**WHAT IS BEING ASKED**
Locate the string "true" in the records below. Copy every line where it occurs.

**MATERIALS PROVIDED**
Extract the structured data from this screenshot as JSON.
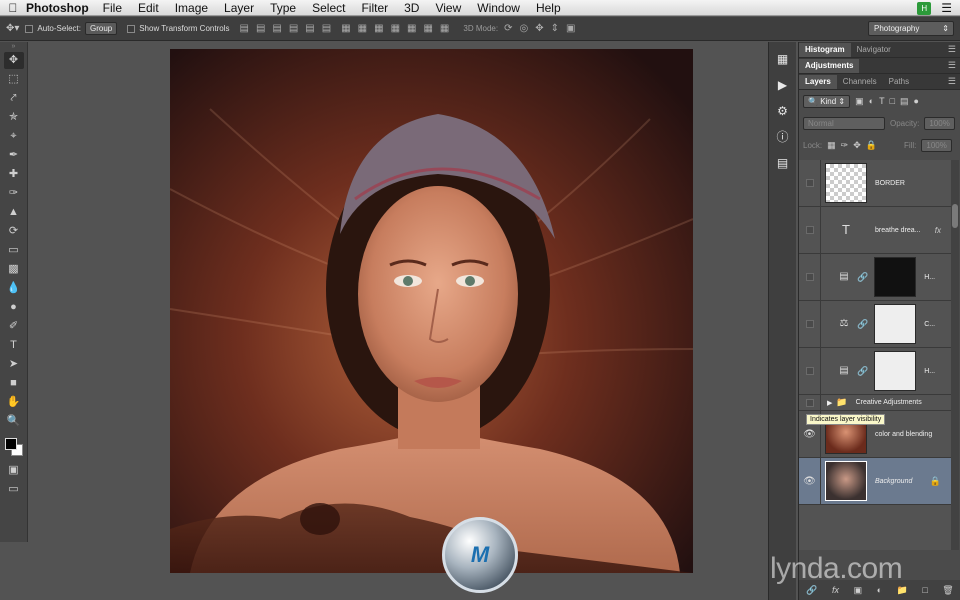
{
  "menubar": {
    "app_name": "Photoshop",
    "items": [
      "File",
      "Edit",
      "Image",
      "Layer",
      "Type",
      "Select",
      "Filter",
      "3D",
      "View",
      "Window",
      "Help"
    ],
    "status_badge": "H"
  },
  "options_bar": {
    "auto_select_label": "Auto-Select:",
    "auto_select_value": "Group",
    "show_transform_label": "Show Transform Controls",
    "mode_3d_label": "3D Mode:",
    "workspace": "Photography"
  },
  "panels": {
    "top_tabs": [
      "Histogram",
      "Navigator"
    ],
    "adjustments_tab": "Adjustments",
    "layer_tabs": [
      "Layers",
      "Channels",
      "Paths"
    ],
    "filter_kind": "Kind",
    "blend_mode": "Normal",
    "opacity_label": "Opacity:",
    "opacity_value": "100%",
    "lock_label": "Lock:",
    "fill_label": "Fill:",
    "fill_value": "100%"
  },
  "layers": [
    {
      "name": "BORDER",
      "type": "pixel",
      "visible": false
    },
    {
      "name": "breathe drea...",
      "type": "text",
      "fx": "fx",
      "visible": false
    },
    {
      "name": "H...",
      "type": "adjustment",
      "mask": "dark",
      "visible": false
    },
    {
      "name": "C...",
      "type": "adjustment",
      "mask": "light",
      "visible": false
    },
    {
      "name": "H...",
      "type": "adjustment",
      "mask": "light",
      "visible": false
    }
  ],
  "group": {
    "name": "Creative Adjustments"
  },
  "bottom_layers": [
    {
      "name": "color and blending",
      "visible": true
    },
    {
      "name": "Background",
      "visible": true,
      "selected": true,
      "locked": true
    }
  ],
  "tooltip": "Indicates layer visibility",
  "watermarks": {
    "circle_text": "M",
    "brand": "lynda.com"
  }
}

**TASK RESULT**
      "visible": true
      "visible": true,
      "selected": true,
      "locked": true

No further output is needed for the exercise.